BEGIN Records provided

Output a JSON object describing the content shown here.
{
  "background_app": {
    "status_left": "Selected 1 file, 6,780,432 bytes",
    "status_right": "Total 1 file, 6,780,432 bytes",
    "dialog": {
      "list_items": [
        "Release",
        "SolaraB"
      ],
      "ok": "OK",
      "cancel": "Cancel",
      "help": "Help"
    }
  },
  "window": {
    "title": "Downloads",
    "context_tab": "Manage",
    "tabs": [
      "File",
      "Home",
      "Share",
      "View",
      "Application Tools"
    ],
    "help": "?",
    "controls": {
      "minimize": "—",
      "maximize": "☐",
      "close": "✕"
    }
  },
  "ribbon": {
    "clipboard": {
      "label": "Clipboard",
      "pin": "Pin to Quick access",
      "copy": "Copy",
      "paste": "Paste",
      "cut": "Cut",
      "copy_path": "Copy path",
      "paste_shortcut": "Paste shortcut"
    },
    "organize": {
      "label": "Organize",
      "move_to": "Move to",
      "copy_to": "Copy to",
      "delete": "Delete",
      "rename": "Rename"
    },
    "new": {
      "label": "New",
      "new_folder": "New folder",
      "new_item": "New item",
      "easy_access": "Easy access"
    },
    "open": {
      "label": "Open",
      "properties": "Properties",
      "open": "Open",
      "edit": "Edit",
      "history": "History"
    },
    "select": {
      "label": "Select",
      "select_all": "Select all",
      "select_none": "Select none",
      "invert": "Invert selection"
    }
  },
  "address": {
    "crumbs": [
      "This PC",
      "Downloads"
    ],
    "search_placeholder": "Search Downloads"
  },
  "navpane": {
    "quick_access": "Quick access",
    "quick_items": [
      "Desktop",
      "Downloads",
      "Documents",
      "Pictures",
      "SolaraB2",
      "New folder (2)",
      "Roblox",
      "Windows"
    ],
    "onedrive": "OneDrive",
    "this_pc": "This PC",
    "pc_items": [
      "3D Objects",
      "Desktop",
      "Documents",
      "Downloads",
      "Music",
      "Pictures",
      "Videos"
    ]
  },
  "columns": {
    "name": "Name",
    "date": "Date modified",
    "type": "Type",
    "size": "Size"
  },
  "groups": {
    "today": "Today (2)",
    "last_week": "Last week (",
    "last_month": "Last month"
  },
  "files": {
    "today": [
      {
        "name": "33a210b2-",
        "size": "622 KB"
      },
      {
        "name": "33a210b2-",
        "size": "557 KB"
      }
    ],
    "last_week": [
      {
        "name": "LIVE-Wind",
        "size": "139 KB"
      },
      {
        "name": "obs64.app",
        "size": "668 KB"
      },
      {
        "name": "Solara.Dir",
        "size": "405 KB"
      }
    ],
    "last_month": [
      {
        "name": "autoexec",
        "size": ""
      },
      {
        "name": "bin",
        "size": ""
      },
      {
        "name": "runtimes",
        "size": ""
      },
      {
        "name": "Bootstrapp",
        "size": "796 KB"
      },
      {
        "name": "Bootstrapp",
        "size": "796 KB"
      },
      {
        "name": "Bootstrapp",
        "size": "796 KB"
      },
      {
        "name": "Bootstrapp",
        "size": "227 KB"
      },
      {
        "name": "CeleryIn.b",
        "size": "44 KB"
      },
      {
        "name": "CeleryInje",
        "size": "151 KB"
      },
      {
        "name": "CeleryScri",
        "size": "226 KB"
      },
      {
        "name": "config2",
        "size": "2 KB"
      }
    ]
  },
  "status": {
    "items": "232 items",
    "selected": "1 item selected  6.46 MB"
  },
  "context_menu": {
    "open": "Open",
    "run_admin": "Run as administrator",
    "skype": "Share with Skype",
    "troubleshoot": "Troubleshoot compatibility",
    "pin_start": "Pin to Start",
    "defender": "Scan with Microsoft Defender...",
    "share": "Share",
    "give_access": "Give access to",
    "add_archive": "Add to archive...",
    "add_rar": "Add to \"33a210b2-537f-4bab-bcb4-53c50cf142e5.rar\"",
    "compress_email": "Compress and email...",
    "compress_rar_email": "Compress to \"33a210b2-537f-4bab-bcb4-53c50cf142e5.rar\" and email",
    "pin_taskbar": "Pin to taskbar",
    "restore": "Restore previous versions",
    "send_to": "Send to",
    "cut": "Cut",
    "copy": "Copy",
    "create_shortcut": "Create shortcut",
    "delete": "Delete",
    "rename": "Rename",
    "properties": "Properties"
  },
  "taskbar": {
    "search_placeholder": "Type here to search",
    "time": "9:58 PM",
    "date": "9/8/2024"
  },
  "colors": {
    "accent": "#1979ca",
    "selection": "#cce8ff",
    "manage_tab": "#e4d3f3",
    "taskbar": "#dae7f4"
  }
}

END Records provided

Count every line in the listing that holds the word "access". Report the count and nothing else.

### Finished task
4